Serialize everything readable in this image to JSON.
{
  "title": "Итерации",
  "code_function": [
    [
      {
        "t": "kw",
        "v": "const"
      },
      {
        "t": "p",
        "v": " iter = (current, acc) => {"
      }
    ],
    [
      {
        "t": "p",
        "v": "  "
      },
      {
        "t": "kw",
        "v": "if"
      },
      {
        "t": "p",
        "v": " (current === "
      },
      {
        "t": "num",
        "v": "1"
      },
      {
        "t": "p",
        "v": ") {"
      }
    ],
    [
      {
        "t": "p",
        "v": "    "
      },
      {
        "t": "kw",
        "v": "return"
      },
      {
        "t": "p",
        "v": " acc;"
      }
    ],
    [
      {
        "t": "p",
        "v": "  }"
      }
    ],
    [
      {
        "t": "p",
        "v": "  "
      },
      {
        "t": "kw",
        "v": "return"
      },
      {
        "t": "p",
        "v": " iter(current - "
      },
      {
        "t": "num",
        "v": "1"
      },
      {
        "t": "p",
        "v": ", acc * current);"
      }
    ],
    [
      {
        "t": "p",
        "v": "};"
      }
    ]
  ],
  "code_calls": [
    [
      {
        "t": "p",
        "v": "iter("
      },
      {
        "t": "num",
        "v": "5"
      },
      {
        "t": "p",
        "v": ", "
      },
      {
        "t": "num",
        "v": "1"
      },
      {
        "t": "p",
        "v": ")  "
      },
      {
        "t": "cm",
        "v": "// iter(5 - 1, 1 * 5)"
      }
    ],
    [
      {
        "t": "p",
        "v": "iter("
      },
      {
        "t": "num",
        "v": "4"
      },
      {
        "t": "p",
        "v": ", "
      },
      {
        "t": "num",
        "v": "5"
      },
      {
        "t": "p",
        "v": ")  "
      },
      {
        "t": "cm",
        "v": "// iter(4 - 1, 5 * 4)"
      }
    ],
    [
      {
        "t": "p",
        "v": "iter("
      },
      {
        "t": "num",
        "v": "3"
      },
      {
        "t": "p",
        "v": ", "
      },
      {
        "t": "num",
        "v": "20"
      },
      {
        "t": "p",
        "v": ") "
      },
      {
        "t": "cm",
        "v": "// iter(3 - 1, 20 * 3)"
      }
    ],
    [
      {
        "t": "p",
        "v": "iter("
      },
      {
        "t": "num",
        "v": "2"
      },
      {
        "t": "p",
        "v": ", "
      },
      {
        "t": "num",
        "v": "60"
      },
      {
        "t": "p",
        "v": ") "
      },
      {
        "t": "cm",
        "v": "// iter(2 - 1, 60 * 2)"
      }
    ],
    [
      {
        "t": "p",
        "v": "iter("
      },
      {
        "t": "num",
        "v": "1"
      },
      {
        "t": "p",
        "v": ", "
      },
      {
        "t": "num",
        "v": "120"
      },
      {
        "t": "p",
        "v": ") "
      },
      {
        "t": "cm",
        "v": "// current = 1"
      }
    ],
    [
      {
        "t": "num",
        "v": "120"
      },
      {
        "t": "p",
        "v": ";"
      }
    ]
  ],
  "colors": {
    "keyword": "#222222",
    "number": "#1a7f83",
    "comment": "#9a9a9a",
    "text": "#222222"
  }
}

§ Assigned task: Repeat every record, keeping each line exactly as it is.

§ Exercise response:
Serialize everything readable in this image to JSON.
{
  "title": "Итерации",
  "code_function": [
    [
      {
        "t": "kw",
        "v": "const"
      },
      {
        "t": "p",
        "v": " iter = (current, acc) => {"
      }
    ],
    [
      {
        "t": "p",
        "v": "  "
      },
      {
        "t": "kw",
        "v": "if"
      },
      {
        "t": "p",
        "v": " (current === "
      },
      {
        "t": "num",
        "v": "1"
      },
      {
        "t": "p",
        "v": ") {"
      }
    ],
    [
      {
        "t": "p",
        "v": "    "
      },
      {
        "t": "kw",
        "v": "return"
      },
      {
        "t": "p",
        "v": " acc;"
      }
    ],
    [
      {
        "t": "p",
        "v": "  }"
      }
    ],
    [
      {
        "t": "p",
        "v": "  "
      },
      {
        "t": "kw",
        "v": "return"
      },
      {
        "t": "p",
        "v": " iter(current - "
      },
      {
        "t": "num",
        "v": "1"
      },
      {
        "t": "p",
        "v": ", acc * current);"
      }
    ],
    [
      {
        "t": "p",
        "v": "};"
      }
    ]
  ],
  "code_calls": [
    [
      {
        "t": "p",
        "v": "iter("
      },
      {
        "t": "num",
        "v": "5"
      },
      {
        "t": "p",
        "v": ", "
      },
      {
        "t": "num",
        "v": "1"
      },
      {
        "t": "p",
        "v": ")  "
      },
      {
        "t": "cm",
        "v": "// iter(5 - 1, 1 * 5)"
      }
    ],
    [
      {
        "t": "p",
        "v": "iter("
      },
      {
        "t": "num",
        "v": "4"
      },
      {
        "t": "p",
        "v": ", "
      },
      {
        "t": "num",
        "v": "5"
      },
      {
        "t": "p",
        "v": ")  "
      },
      {
        "t": "cm",
        "v": "// iter(4 - 1, 5 * 4)"
      }
    ],
    [
      {
        "t": "p",
        "v": "iter("
      },
      {
        "t": "num",
        "v": "3"
      },
      {
        "t": "p",
        "v": ", "
      },
      {
        "t": "num",
        "v": "20"
      },
      {
        "t": "p",
        "v": ") "
      },
      {
        "t": "cm",
        "v": "// iter(3 - 1, 20 * 3)"
      }
    ],
    [
      {
        "t": "p",
        "v": "iter("
      },
      {
        "t": "num",
        "v": "2"
      },
      {
        "t": "p",
        "v": ", "
      },
      {
        "t": "num",
        "v": "60"
      },
      {
        "t": "p",
        "v": ") "
      },
      {
        "t": "cm",
        "v": "// iter(2 - 1, 60 * 2)"
      }
    ],
    [
      {
        "t": "p",
        "v": "iter("
      },
      {
        "t": "num",
        "v": "1"
      },
      {
        "t": "p",
        "v": ", "
      },
      {
        "t": "num",
        "v": "120"
      },
      {
        "t": "p",
        "v": ") "
      },
      {
        "t": "cm",
        "v": "// current = 1"
      }
    ],
    [
      {
        "t": "num",
        "v": "120"
      },
      {
        "t": "p",
        "v": ";"
      }
    ]
  ],
  "colors": {
    "keyword": "#222222",
    "number": "#1a7f83",
    "comment": "#9a9a9a",
    "text": "#222222"
  }
}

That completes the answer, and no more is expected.